(Excerpts from an interface dataset)
┄┄┄┄┄┄┄┄┄┄
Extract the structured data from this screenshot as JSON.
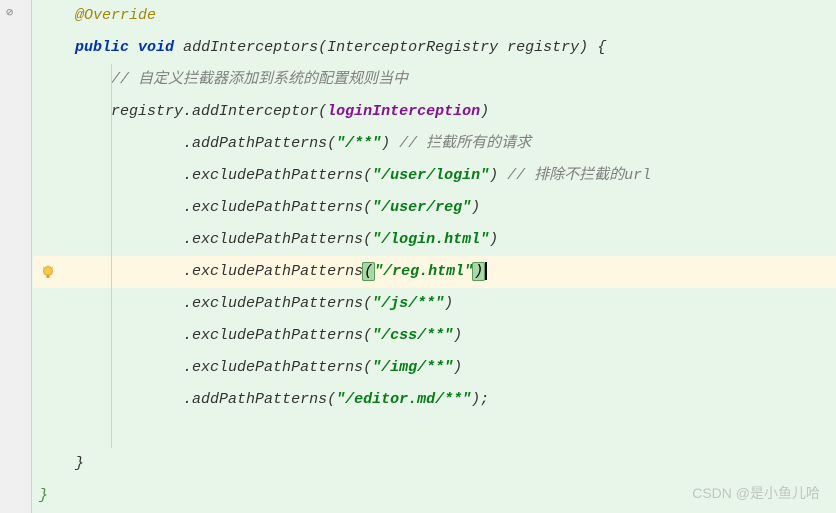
{
  "code": {
    "annotation": "@Override",
    "kw_public": "public",
    "kw_void": "void",
    "method_name": "addInterceptors",
    "param_type": "InterceptorRegistry",
    "param_name": "registry",
    "comment1": "// 自定义拦截器添加到系统的配置规则当中",
    "registry_var": "registry",
    "addInterceptor": "addInterceptor",
    "loginInterception": "loginInterception",
    "addPathPatterns": "addPathPatterns",
    "excludePathPatterns": "excludePathPatterns",
    "str_all": "\"/**\"",
    "comment_all": "// 拦截所有的请求",
    "str_login": "\"/user/login\"",
    "comment_exclude": "// 排除不拦截的url",
    "str_reg": "\"/user/reg\"",
    "str_loginhtml": "\"/login.html\"",
    "str_reghtml": "\"/reg.html\"",
    "str_js": "\"/js/**\"",
    "str_css": "\"/css/**\"",
    "str_img": "\"/img/**\"",
    "str_editor": "\"/editor.md/**\""
  },
  "watermark": "CSDN @是小鱼儿哈"
}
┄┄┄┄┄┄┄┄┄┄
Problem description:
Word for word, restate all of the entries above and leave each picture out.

Result of this task:
Extract the structured data from this screenshot as JSON.
{
  "code": {
    "annotation": "@Override",
    "kw_public": "public",
    "kw_void": "void",
    "method_name": "addInterceptors",
    "param_type": "InterceptorRegistry",
    "param_name": "registry",
    "comment1": "// 自定义拦截器添加到系统的配置规则当中",
    "registry_var": "registry",
    "addInterceptor": "addInterceptor",
    "loginInterception": "loginInterception",
    "addPathPatterns": "addPathPatterns",
    "excludePathPatterns": "excludePathPatterns",
    "str_all": "\"/**\"",
    "comment_all": "// 拦截所有的请求",
    "str_login": "\"/user/login\"",
    "comment_exclude": "// 排除不拦截的url",
    "str_reg": "\"/user/reg\"",
    "str_loginhtml": "\"/login.html\"",
    "str_reghtml": "\"/reg.html\"",
    "str_js": "\"/js/**\"",
    "str_css": "\"/css/**\"",
    "str_img": "\"/img/**\"",
    "str_editor": "\"/editor.md/**\""
  },
  "watermark": "CSDN @是小鱼儿哈"
}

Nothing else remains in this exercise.